Plastic wrap can be both a blessing and a curse. In theory, it can seal and secure any dish, bowl, or tray of leftovers with ease. However, it isn't always this straightforward. You might tear a wonky sheet. Sometimes your hand grazes the dispenser's teeth. Other times the plastic just doesn't properly adhere to a dish. To avoid these annoying ordeals, it's time that you learned the proper way to use pesky plastic wrap once and for all.
Although plastic wrap (also dubbed cling wrap) may not be the most sustainable of options, it is relatively inexpensive and simple enough to use — if you know how to use it. Luckily, the method to effectively cover a dish is just a matter of entirely enveloping it with plastic wrap. After all, since nothing sticks to plastic wrap better than itself, using it to encompass all sides of a plate proves to be the easiest solution.
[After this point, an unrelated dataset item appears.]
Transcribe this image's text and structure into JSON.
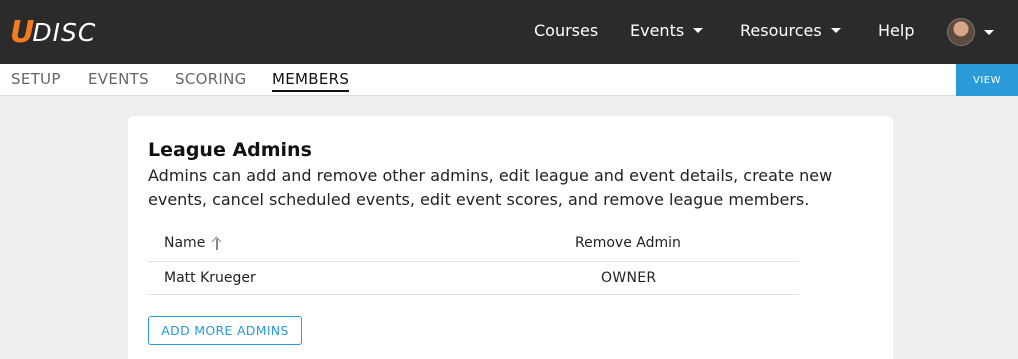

Whether you're working with heavy-duty food service film or a flimsy run-of-the-mill plastic wrap, the first step is to successfully tear it. We recommend using one hand to pull the plastic and the other to hold the box. Additionally, make sure to pull out double the necessary amount without detaching it. Then, place your plate over top of the wrap, tightly stretching the plastic over it. Turn the dish perpendicular and repeat the process again (even twice), before finally tearing the plastic wrap.
Using Plastic Wrap The Right Way Has Its Benefits
Along with simplifying the act of wrapping dish ware and alleviating stress that goes with it, mastering the art of using plastic wrap has many functional advantages. That said, its greatest strength comes from totally enclosing the serving vessel, so that the risk of spillage is greatly diminished. Food stays contained where it should, and this means you no longer need to worry about how to transport even the creamiest of casseroles or runniest of dips to and from family potlucks. And, that's just the tip of the iceberg.
Given the airtight environment that this method of wrapping provides, food can also be kept fresher for longer. Rather than prematurely compromise quality, wrap a tray twice (or thrice!) to prevent air and moisture from seeping in, slowing oxidation and any consequent spoilage. Naturally, this is an especially great asset if you plan to store foods for an extended period of time in the freezer. Plus, plastic wrap can even stop odors from leaching into leftovers, and vice-versa.
The bottom line is that learning how to properly use plastic wrap is a useful skill. It's for this reason that entirely wrapping a dish in cling film should become your go-to move from here on out.
Read the original article on Tasting Table.